The Reinforced Earth Company (RECO) was approached to design and supply precast concrete tunnels for the reclaim conveyor and the emergency escape route to the new cast-in-place, reinforced concrete reclaim vault.

The vault and tunnels were to be constructed in the middle of a very congested, fully operational, working mine facility. And, at 1000km North of Perth and 300km inland from the nearest port, very remote.

An important challenge for RECO’s design team was the conical shaped iron ore stockpile above the tunnels. The stockpile of iron ore, reaching up to 30m in height and very heavy at 2.5t/m³, is deposited by an overhead conveyor and moved around by a Caterpillar D10 dozer with a gross vehicle weight of 67 tonnes. The tunnels had to be designed for both the live load of the dozer and the dead load of a stockpile. However, the shape of the stockpile is always changing as the ore is reclaimed for export and the dozer or conveyor deposit more iron ore.

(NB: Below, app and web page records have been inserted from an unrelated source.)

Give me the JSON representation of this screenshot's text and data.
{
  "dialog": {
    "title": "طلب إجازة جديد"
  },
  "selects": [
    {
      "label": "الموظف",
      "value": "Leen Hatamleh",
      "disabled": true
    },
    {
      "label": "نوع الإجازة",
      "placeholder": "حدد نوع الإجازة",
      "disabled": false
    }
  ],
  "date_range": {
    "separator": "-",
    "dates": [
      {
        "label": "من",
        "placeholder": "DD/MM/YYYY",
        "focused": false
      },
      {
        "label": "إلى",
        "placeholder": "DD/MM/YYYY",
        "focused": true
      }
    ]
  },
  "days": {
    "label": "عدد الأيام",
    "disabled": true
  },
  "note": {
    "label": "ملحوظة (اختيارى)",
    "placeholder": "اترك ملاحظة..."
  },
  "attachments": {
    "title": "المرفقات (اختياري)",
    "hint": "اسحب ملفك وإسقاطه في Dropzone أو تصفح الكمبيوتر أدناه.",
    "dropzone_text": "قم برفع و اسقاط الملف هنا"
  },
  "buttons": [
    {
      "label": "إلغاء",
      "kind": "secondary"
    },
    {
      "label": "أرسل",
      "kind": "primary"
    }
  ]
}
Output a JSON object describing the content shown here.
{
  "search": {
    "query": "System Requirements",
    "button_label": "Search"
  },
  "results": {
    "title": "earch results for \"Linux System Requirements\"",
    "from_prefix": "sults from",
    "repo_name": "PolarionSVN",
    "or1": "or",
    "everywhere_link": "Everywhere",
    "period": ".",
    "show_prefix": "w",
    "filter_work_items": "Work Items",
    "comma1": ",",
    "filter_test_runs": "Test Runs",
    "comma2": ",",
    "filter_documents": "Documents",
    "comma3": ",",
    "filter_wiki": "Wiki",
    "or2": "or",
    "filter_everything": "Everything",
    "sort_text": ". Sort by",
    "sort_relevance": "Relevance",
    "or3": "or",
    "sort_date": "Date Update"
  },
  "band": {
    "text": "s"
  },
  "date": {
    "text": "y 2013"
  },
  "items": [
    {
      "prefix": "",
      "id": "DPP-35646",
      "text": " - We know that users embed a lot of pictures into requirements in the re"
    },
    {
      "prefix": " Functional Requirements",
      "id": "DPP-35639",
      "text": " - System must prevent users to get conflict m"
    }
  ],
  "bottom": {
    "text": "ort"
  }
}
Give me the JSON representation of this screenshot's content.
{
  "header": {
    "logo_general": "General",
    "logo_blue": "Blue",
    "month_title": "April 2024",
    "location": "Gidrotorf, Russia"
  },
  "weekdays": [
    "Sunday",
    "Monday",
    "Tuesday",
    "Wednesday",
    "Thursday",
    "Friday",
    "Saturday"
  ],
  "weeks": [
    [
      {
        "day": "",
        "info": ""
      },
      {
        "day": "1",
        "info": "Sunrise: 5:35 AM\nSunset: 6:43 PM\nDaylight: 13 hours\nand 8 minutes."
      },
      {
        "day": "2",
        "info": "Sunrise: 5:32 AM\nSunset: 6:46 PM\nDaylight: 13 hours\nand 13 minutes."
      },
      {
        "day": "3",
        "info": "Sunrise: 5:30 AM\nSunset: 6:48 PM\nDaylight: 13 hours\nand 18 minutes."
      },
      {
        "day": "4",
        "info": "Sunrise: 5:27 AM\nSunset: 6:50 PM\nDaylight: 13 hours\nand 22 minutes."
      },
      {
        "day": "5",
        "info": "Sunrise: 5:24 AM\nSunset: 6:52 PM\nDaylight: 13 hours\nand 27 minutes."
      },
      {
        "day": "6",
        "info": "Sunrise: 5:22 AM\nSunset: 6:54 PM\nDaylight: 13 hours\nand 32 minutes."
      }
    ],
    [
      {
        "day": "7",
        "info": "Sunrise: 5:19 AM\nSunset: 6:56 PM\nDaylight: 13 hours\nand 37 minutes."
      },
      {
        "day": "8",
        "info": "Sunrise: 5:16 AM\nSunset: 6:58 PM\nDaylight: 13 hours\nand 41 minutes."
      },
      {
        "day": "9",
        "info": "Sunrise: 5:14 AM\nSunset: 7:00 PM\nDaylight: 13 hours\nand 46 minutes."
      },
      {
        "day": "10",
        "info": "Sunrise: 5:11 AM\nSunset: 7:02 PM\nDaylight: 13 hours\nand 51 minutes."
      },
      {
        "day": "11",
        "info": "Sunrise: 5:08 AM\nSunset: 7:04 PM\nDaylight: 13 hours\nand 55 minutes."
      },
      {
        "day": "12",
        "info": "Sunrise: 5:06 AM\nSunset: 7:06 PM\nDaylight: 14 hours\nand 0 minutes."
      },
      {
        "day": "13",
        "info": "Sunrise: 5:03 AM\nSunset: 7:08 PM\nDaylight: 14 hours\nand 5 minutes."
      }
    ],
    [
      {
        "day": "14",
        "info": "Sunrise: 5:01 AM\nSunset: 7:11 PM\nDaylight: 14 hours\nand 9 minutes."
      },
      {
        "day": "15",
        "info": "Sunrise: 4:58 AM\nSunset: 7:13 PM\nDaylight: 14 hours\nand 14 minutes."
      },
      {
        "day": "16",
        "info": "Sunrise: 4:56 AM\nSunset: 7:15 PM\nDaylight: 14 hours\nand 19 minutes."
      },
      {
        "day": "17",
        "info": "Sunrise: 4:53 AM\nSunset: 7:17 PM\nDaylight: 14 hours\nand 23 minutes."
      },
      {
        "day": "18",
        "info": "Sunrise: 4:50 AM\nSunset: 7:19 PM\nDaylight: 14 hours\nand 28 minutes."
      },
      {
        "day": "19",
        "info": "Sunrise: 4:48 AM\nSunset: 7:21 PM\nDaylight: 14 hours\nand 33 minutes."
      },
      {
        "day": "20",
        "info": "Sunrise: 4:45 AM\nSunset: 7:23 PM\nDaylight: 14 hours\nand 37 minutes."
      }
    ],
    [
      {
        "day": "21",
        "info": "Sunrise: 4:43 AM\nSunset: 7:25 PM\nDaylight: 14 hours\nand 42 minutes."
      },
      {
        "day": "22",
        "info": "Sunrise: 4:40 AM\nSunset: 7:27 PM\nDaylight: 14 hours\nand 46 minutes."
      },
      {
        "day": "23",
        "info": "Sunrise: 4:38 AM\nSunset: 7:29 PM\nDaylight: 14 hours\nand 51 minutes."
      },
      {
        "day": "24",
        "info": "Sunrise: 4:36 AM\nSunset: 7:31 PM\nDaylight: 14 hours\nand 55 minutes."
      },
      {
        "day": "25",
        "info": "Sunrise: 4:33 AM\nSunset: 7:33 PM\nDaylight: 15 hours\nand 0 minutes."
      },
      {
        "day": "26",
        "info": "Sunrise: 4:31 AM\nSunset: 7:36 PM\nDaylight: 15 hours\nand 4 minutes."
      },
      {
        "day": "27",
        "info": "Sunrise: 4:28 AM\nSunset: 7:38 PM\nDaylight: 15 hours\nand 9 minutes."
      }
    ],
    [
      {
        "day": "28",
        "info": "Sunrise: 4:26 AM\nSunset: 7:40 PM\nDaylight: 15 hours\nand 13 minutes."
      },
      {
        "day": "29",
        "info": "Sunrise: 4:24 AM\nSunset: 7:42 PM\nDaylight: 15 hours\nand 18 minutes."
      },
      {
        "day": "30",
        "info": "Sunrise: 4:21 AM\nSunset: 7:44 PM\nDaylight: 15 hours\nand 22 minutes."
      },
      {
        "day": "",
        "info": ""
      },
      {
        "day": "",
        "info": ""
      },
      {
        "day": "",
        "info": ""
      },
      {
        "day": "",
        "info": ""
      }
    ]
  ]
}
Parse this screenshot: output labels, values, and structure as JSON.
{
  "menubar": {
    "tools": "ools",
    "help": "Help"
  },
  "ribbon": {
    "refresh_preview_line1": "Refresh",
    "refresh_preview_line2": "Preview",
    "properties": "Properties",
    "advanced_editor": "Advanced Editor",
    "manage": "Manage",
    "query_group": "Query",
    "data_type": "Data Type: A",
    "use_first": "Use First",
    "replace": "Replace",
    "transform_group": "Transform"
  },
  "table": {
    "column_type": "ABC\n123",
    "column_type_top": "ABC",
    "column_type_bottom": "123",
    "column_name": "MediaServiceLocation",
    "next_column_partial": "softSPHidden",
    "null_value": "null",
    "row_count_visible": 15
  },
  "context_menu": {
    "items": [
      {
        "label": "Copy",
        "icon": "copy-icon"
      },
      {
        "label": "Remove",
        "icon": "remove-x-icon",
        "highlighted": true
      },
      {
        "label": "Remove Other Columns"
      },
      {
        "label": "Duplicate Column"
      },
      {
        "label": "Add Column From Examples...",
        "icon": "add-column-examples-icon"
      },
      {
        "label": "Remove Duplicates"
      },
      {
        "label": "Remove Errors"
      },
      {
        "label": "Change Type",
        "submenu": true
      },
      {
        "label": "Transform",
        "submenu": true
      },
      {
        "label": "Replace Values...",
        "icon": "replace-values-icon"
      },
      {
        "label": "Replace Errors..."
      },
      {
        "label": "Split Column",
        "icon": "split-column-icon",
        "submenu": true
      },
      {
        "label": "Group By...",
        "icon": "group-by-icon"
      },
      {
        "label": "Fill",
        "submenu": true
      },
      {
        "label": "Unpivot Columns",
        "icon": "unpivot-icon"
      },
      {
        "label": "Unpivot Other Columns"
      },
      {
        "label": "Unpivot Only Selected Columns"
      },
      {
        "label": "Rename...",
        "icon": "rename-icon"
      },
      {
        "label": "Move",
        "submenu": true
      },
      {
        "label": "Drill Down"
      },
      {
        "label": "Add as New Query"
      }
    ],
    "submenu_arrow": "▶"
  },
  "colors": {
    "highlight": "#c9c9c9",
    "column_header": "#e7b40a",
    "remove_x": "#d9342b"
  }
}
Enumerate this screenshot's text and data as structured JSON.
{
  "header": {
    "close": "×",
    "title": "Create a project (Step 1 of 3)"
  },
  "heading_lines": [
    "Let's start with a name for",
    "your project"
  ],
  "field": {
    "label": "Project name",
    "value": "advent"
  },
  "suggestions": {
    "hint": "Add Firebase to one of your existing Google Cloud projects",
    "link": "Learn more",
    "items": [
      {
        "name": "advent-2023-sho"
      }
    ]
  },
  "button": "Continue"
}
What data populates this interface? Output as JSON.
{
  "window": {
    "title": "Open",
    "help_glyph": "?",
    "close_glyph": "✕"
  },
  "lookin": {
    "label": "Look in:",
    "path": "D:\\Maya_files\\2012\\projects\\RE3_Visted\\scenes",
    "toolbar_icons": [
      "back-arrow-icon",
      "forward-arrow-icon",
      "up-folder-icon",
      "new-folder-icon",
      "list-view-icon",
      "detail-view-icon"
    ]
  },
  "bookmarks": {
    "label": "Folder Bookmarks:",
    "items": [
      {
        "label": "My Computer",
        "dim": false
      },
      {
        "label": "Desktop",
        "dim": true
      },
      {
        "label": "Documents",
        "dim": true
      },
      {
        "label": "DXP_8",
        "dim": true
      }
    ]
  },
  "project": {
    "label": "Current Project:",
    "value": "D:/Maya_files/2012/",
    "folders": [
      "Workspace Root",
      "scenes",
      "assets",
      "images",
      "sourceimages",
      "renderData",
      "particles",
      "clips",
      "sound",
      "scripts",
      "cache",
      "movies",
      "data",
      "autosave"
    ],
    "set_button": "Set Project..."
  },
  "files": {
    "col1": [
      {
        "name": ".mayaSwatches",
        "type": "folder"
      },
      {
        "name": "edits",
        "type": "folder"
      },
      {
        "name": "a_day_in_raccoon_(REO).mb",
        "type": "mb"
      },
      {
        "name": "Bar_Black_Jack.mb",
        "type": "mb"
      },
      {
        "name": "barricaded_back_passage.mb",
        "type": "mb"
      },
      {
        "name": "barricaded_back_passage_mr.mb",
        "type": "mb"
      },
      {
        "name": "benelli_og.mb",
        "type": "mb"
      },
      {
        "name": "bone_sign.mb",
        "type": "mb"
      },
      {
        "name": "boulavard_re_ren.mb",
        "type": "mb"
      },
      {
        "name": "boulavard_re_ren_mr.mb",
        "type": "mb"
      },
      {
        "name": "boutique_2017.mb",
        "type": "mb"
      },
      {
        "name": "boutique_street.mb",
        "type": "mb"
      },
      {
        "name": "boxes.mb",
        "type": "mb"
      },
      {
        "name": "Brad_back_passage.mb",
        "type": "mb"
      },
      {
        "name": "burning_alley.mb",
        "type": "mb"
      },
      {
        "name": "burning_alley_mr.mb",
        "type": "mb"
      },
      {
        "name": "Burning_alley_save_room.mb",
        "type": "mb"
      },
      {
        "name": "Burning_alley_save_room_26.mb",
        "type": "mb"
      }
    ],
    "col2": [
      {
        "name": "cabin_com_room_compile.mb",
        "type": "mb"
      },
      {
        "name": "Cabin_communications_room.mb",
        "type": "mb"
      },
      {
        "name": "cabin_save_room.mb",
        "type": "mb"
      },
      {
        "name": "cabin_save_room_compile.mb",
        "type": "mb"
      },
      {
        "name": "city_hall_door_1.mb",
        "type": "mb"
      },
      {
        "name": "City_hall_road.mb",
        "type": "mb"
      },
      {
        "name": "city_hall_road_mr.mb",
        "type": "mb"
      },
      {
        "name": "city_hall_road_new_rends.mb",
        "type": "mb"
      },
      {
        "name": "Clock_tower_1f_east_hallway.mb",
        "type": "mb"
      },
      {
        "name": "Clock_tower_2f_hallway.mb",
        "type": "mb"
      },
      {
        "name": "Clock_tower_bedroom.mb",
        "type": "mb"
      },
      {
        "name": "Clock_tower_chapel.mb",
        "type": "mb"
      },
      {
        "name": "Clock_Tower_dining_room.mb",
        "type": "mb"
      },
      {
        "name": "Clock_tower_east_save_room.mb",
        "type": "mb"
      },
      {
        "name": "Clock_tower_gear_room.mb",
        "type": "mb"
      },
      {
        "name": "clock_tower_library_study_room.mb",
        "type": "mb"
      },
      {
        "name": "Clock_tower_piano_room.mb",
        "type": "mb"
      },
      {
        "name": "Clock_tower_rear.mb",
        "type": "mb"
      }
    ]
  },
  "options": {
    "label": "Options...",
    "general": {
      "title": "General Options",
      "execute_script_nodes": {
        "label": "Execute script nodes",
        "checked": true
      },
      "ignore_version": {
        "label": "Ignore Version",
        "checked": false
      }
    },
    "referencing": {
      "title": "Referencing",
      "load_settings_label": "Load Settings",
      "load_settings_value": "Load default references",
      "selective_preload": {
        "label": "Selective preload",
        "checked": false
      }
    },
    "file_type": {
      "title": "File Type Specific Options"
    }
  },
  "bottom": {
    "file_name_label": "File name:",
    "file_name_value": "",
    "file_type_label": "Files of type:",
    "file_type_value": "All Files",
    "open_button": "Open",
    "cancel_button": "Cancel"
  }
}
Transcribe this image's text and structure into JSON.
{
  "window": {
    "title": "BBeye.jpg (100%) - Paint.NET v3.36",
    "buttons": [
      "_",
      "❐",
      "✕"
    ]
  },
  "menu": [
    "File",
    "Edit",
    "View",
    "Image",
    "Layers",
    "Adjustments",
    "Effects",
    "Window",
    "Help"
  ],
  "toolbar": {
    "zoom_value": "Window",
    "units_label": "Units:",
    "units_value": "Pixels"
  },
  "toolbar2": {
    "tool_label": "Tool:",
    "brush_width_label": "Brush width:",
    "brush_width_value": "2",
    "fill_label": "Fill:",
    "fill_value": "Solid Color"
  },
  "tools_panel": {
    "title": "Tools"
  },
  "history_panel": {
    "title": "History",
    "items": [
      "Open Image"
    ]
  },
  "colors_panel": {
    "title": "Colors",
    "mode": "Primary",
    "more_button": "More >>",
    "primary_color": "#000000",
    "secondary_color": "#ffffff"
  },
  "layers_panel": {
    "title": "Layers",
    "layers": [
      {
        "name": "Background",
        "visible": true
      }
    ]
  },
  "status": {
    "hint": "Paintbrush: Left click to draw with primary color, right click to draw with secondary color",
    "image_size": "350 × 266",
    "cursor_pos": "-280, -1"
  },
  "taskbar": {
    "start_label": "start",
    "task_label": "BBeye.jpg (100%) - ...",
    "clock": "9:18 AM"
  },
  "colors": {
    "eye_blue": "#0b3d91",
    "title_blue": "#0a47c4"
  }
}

Consequently several unbalanced load cases were carefully considered by RECO. The unbalanced load cases often control the design and may cause the tunnel to fail if the designer does not consider all possible load cases.

In addition there was only one possible location for the escape tunnel for safe egress of personnel in an emergency. This meant that the escape tunnel joined the reclaim vault at an acute angle, providing special challenges for designer, detailer, manufacturer, transporter and installer.


RECO designers developed two specific TechSpan® arch shapes using a proprietary finite element software program. Shop drawings were prepared and moulds mobilized to allow the manufacture of the precast concrete panels to close tolerances. Special attention was paid to detailing the specially tapered units to form the acute angled junction with the vault. RECO’s services extended to on-site assistance during the installation of the TechSpan® tunnels.

  • Construction in the middle of a very congested, fully operational, working mine facility.

  • Remote site location.
  • Tunnel design to accommodate dynamic dead and live loads associated with continuously changing stockpile dimensions and mine vehicles, respectively.
  • Tunnel design to accommodate extreme loads associated with dense iron ore stockpiles up to 30m in height.
  • Acute angle between escape tunnel and reclaim vault.
  • On-site assistance during TechSpan® construction.

Project Specifications

Escape & Reclaim Tunnels
4.75m span 34 units Escape, 8.61m span 46 units Reclaim
4.2m Escape, 5.63m Reclaim
35.840m Escape, 42.895m Reclaim